**ACTION ITEM**
Search each line of the data for the word "passes"; copy every line where it is found.

**Stored records**
|---|

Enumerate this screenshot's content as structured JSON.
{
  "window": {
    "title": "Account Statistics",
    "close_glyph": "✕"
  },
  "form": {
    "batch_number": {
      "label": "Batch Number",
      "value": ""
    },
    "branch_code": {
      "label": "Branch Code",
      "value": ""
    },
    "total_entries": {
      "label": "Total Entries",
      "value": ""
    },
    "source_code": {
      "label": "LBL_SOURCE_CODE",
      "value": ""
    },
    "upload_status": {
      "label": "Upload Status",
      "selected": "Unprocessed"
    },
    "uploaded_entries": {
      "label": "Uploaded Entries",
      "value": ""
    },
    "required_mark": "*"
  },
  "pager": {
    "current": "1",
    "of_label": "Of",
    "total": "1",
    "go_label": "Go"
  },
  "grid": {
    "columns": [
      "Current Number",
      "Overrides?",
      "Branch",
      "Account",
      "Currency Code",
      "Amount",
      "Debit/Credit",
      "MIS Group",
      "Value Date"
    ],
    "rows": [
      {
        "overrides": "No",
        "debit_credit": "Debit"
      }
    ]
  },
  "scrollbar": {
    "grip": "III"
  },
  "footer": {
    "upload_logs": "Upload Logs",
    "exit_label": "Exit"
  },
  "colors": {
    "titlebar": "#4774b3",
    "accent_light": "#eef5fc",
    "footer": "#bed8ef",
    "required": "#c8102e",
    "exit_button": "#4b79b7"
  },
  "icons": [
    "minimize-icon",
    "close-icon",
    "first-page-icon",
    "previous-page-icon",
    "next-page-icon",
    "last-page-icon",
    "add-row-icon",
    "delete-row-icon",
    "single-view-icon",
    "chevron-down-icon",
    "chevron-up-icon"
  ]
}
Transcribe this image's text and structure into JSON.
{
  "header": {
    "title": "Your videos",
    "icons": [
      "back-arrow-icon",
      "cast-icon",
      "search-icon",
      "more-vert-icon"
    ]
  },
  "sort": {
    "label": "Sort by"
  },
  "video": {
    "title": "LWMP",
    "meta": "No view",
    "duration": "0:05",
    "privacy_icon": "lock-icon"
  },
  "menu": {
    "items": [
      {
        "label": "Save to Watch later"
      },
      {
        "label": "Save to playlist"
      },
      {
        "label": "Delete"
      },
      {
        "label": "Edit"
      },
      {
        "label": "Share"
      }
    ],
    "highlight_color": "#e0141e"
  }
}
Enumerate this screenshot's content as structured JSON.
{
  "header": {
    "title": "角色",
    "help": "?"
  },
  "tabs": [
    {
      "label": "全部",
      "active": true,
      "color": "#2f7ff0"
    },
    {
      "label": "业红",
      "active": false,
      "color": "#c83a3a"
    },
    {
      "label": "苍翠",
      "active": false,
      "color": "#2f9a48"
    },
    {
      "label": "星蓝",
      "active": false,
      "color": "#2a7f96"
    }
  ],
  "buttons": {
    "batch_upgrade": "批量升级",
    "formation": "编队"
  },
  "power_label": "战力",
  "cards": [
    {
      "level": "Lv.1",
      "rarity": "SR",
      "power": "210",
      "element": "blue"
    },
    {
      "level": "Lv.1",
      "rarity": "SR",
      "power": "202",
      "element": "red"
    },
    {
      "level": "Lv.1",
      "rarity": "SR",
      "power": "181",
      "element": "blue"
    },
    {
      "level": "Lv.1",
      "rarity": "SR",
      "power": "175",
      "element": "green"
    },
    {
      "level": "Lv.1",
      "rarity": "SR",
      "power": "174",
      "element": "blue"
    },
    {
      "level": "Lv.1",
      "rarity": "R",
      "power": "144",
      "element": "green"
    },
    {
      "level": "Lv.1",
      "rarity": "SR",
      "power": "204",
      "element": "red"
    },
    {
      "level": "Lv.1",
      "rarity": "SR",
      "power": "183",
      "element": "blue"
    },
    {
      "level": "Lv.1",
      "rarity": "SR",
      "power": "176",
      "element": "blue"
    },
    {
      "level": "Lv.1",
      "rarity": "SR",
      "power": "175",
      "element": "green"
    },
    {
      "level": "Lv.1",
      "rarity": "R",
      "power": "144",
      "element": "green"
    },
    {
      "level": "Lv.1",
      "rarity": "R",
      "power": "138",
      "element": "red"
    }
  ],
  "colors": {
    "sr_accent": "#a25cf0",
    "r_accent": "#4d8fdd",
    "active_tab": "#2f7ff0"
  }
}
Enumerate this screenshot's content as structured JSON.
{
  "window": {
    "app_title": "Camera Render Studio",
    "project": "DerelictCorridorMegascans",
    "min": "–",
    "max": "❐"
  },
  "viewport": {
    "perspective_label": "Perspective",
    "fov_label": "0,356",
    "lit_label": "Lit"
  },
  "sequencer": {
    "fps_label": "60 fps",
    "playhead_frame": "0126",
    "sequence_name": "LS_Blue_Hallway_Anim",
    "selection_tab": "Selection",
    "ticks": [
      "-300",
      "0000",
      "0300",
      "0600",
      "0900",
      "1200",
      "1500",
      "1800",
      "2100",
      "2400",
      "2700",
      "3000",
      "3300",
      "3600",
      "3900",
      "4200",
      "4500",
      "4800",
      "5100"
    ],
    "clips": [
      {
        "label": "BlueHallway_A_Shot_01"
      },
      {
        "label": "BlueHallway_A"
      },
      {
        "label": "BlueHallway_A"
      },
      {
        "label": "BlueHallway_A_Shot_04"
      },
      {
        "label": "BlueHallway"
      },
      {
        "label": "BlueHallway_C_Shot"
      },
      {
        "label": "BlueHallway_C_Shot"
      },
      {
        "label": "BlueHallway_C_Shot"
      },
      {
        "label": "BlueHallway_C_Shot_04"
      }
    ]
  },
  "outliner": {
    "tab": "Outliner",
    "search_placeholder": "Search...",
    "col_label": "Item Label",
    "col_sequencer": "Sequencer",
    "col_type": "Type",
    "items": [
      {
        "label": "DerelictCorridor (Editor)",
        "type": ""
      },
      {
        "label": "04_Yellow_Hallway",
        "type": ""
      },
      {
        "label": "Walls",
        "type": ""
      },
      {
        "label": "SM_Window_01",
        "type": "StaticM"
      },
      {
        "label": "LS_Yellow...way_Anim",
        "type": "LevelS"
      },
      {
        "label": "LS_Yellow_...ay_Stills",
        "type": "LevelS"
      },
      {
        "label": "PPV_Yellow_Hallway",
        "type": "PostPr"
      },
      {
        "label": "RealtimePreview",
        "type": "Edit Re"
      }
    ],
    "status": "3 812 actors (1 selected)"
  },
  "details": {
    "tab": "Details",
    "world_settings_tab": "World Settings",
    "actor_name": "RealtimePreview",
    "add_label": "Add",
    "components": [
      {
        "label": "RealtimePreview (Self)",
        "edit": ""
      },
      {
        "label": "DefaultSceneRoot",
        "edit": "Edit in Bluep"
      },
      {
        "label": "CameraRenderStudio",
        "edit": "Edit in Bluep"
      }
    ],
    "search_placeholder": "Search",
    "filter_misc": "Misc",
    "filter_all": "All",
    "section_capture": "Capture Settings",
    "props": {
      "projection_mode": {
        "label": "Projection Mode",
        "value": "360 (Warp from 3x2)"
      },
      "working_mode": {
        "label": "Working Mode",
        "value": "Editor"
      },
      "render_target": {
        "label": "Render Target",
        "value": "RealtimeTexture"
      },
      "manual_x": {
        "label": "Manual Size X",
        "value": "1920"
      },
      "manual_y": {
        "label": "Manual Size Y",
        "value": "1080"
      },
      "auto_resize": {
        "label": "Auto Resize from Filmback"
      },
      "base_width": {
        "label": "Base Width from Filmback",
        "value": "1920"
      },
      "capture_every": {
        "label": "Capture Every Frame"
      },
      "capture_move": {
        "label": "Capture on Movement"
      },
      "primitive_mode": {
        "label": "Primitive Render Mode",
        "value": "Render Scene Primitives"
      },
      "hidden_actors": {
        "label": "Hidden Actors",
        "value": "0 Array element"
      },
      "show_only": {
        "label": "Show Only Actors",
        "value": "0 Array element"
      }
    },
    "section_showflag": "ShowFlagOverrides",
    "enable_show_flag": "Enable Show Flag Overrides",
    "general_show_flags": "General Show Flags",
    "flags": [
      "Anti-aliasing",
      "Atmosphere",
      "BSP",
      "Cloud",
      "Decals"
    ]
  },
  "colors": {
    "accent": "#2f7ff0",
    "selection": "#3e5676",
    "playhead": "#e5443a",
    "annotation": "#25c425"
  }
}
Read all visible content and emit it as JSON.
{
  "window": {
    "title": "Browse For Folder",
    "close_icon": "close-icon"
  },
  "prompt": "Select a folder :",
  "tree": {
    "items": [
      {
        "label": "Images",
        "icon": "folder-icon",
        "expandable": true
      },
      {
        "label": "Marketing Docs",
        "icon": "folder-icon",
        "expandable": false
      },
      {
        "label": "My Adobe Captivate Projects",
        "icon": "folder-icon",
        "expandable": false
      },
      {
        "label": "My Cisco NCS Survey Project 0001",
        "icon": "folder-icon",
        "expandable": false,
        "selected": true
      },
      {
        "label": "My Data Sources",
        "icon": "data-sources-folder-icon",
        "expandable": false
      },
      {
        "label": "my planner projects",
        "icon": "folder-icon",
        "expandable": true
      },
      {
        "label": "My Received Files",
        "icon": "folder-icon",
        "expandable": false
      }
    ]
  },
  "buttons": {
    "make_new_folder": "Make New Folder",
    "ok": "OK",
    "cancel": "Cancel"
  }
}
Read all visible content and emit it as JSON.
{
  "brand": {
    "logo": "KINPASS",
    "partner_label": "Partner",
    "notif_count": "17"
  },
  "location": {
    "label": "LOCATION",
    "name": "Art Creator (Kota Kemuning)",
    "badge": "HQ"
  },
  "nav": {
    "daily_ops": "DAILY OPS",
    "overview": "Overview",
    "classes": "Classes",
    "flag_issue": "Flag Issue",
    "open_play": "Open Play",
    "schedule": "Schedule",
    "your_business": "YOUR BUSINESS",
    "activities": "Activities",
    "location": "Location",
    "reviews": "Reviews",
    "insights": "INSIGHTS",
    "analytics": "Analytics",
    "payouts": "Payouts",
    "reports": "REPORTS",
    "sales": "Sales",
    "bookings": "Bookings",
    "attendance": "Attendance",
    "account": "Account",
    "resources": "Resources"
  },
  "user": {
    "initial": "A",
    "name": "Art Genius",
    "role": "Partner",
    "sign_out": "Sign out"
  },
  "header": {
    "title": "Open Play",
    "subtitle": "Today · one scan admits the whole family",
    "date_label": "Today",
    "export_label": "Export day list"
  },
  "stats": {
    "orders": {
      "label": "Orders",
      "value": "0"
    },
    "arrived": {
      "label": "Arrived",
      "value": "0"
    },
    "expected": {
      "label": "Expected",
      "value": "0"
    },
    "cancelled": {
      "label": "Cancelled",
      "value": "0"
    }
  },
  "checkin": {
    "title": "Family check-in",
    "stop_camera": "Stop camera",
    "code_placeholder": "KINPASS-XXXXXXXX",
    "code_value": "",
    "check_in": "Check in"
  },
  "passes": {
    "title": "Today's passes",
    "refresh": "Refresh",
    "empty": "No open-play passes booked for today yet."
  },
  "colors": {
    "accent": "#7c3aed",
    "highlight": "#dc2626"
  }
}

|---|

**ANSWER TO THIS EXERCISE**
  "passes": {
    "title": "Today's passes",
    "empty": "No open-play passes booked for today yet."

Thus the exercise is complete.